23 TUESDAY Photographer Janice Rubin once scoffed at the practice of mikvah--the Jewish ritual cleansing required of women after menstruation or childbirth--as perpetuating "the religious myth that women in general and menstruating women in particular are unclean." Then "Munya's Story," a piece of short fiction by her friend Leah Lax, herself a mikvah-observant Lubavitcher, led her to reconsider the ceremony. The two went on to collaborate on the Mikvah Project, which combines essays by Lax with Rubin's striking black-and-white underwater portraits of women in mikvah'ot and the women's own accounts of their attitudes toward the rite. Today from noon to 2 PM Rubin and Lax will discuss their work at a luncheon program in Bederman Auditorium at the Spertus Institute of Jewish Studies, 618 S. Michigan, where the exhibit runs through October 31. The lunch is $15 and reservations are requested; call 312-322-1769. Museum hours are 10-5 Sunday through Wednesday, 10-7 Thursday, and 10-3 Friday. Admission is $5, $3 for children, students, and seniors; Fridays are free. Call 312-322-1747 or visit www.spertus.edu.

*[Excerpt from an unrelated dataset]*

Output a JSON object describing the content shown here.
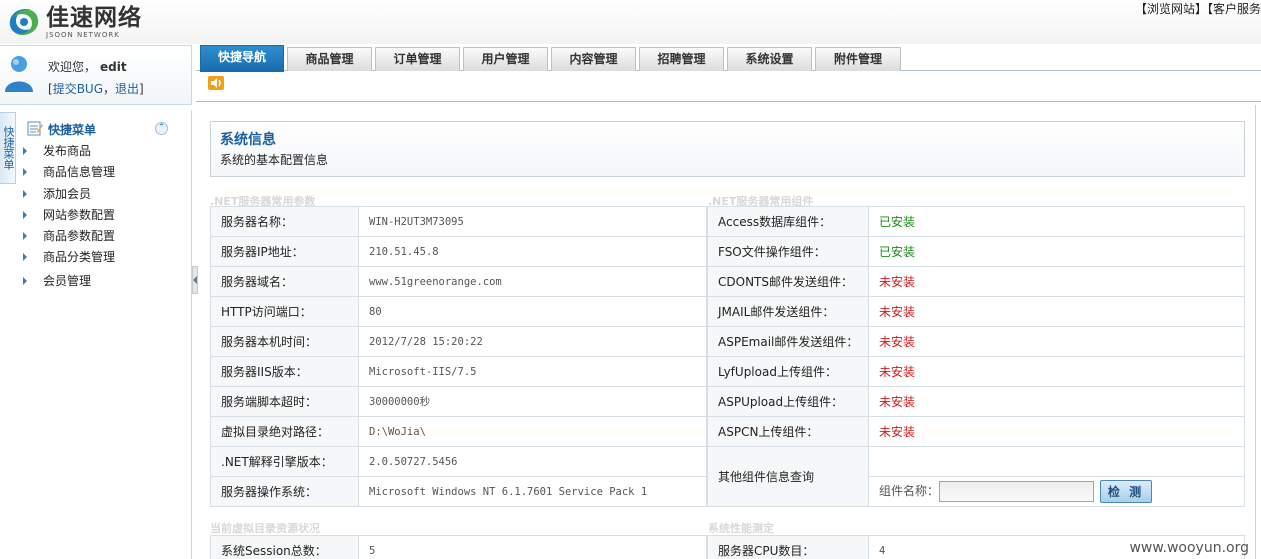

24 WEDNESDAY Maureen Seaton's villanelle, Nostradamus Predicts the Destruction of Chicago, imagines Fermilab as the site of radiation bubbling "beneath the skin / in Batavia, top quarks and a boson / so wraithlike and belligerent they claim / a small bang might sicken the earth with neon." "Oh no, another hysterical end-of-the-century Nostradamus poem!" she writes in an accompanying note. A Columbia College artist in residence and the author of several collections including Furious Cooking, Fear of Subways, and the National Book Award-nominated Little Ice Age, Seaton will give a poetry reading with Brooklyn-based poet and publisher Jim Elledge today at 5 as part of Columbia's Collegiate Pride Month. The free event's at the college's Hermann D. Conaway Center, 1104 S. Wabash; call 312-344-8594 for more information.
Funny, Randy Johnson and Curt Schilling never seem to get blisters. It's a different story for Kerry Wood--and for the woeful Cubs, who tonight at 7:05 face the San Francisco Giants in the second of a three-game series. The war was in Vietnam the last time the north-siders had back-to-back winning seasons, and if you believe that things will be different this year you probably buy the official story about the "security" tarp. Barry Bonds is the reason to brave the April winds at Wrigley for this game: now sixth in career home runs with 574, the four-time MVP's on pace to break the underheralded single-season home run record of 73 he set last October. He's smiling. Maybe he'll spark Sammy. Tickets at Wrigley Field, at Clark and Addison, range from $12 to $26; call 800-843-2827 (you'll wait on hold) or go to www.cubs.com.
25 THURSDAY Talk about dusties--tonight's performance by the six-person Schola Antiqua of Chicago Foundation showcases music unheard for nearly 800 years. Neumes From Newberry: A Concert of Liturgical Chant features a 13th-century composition unearthed from the Abbey of Saint-Denis in Reims, France, and selections from a Portuguese processional from around 1300. Notre Dame music professor and medievalist Calvin M. Bower, the group's director, did the deciphering--and God knows how, since nothing in neumes, one of the earliest forms of music notation, indicates how long a note should be held. The concert's at 7:30 at the Newberry Library, 60 W. Walton; it's $20, $18 for seniors, and $10 for students. For tickets call 312-255-3700.